Thursday, July 26, 2012


After we finished with our exhaustive tour of Ephesus, we returned to Kusadasi for a carpet demonstration.  
Some pictures of the countryside on the way back...Kusadasi is a beach community, a lot of northern Europeans go there for sun vacations.

We went to a carpet dealer for a demonstration of rug making...there was a gal who was making this silk carpet.  She had a computer print out of the design, and she tied the knots according to the designated color.  I tried to figure out where on the pattern she was, but it was Greek to me.  Her hands worked very quickly...amazing.  She took the scraps and put them into bags..I asked what they did with them...stuff pillows.  I would have bought a bag and put them in a clear vase.  

We were led upstairs, and we were offered apple tea and pastries...were we being drugged?  Just kidding...this picture is from their website, Sakkara, and we would buy from them again!

They pulled out at least 50 carpets...starting with wool tribal rugs, the most inexpensive, and ended up with silk.  The handlers spun the carpets, all with a flourish.  When we planned this trip, we had decided to purchase a rug.  So, we were fresh meat.  We bought 2 rugs, one is 18 x 36 inches, a wall hanging, a Hereke, 
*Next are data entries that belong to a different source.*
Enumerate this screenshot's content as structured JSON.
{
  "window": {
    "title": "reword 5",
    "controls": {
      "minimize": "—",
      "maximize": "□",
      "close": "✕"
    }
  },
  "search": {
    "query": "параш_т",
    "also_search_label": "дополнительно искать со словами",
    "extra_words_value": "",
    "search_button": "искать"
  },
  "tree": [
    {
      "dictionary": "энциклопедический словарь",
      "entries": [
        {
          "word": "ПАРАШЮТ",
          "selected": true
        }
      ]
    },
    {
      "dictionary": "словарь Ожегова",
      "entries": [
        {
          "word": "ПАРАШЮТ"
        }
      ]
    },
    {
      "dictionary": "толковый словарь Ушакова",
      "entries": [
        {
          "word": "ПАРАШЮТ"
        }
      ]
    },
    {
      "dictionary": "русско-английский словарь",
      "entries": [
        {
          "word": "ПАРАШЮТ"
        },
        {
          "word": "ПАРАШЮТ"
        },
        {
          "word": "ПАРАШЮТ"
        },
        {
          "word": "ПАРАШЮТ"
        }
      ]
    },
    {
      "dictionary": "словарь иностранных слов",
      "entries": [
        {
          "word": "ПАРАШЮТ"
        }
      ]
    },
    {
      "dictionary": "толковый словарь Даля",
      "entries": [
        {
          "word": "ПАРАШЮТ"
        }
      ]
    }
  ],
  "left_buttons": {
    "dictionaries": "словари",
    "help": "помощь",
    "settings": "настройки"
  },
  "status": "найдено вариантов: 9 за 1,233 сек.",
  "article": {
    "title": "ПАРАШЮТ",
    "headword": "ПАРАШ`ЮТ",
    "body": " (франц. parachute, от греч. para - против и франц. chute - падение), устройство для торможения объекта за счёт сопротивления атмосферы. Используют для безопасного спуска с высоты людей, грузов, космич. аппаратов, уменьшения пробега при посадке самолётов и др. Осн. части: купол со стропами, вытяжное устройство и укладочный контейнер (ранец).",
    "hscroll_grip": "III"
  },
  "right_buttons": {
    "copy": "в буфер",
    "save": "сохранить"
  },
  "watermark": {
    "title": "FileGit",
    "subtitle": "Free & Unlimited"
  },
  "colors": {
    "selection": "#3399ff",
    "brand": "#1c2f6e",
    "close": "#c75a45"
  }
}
this one is about 5x7, and blue is much prettier than the photo depicts.

I had no idea that as you look at silk from each direction, the color can become more vibrant.  Hopefully, we'll receive these soon.  We instantly became special customers, and were entitled to all sorts of special discounts.  They brought Robert Turkish coffee, and arrack for was tasty,  I do like anise.  We were able to leave with our shirts on our backs!  It was great fun, and educational.
I had never seen a mosque, or heard the minaret call for prayers.  We asked Kurshot where we could see a mosque, hear the minaret, and he told us.  We walked for a bit, taking in the local sights, and found the mosque.  A man saw us looking, and invited us in.  Chris and I were given head coverings, since I had on shorts, I was given a skirt, and we all removed our shoes.  He said it was okay to take photos.

No religious symbols or icons.  Beautiful in its' plainness.

This is a short clip of the call to prayer...sorry, I don't know how to use the video on the camera.  Robert thinks that the man who helped us at the mosque was the iman, and this is his voice.

Nearby, there was a fountain where we saw men washing their hands (and feet), before going into the mosque.  Beautiful tile work on the fountain.

Who can resist a Turkish bazaar?  It was great fun!

We were supposed to leave Kusadasi at 4:30 p.m.  Nothing happened.  I went out on the balcony, and there were a couple people bustling around the gangway...all the shade tents, water, etc. were packed away, we were ready to go.  The captain gave a few blows of the whistle, and Turkish officials were looking anxious.  The tug boats kept circling.  At about 5:20, the purser went onto the dock, and gave a Turkish official a persons' picture and American passport (I was watching all this using Robert's binoculars).  Oh my  gosh, we were going to leave someone there.  At 5:30, a girl comes running down the pier, people on the upper decks start clapping, and off we go.  She almost got left behind.  We had played trivia with her and her sister the day before...she suggested our team name to be The Dancing Flamingos.  We came in second.  And did I mention that I won $76 playing bingo?
And speaking of watching the day I spent 1 1/2 hours watching the crew pull up the tender platform...I held up happy hour, but it was too interesting to walk away from.  All parts fit together so neatly, and it became part of the ship!

Kusadasi as we left.

We had to back out of our docking area, so these two boats formed a "wall", for the boat to pivot around.  More maritime fun!

Ataturk, overlooking the city.

An old island fort.

We decided that we definitely liked Turkey, and would go back.  Though only there for a day, we met congenial people, felt safe, enjoyed what little culture we encountered.  The man at the mosque was so nice, as was our tour guide, and the rug dealers.  
Hmm, Istanbul calls my name....a pretty sunset,

 and a beautiful moon rise.  

Our final stop tomorrow, Athens.  Will this trip really end?


  1. This reminds me of my time in Istanbul several years ago. My sister lived in Azerbaijan at the time, and I was traveling to visit her. Isn't hearing the call to prayer magical?

    1. Istanbul is on my list. We were impressed by how gentle the iman was, his willingness to share his mosque with us. The call was magical. We liked that the mosque had plain in your face statuary, etc.

  2. I'm amazed at all you saw and did in such a relatively short time. Your photos are so good I could almost smell the salt air.

    1. That's why we like to cruise...unpack once, the boat moves you around. I keep dreaming about our grand tour, when Robert retires, we'll sell the house, buy a condo, go to Europe or anywhere, for months at a time, return to the places we liked. It's good to dream!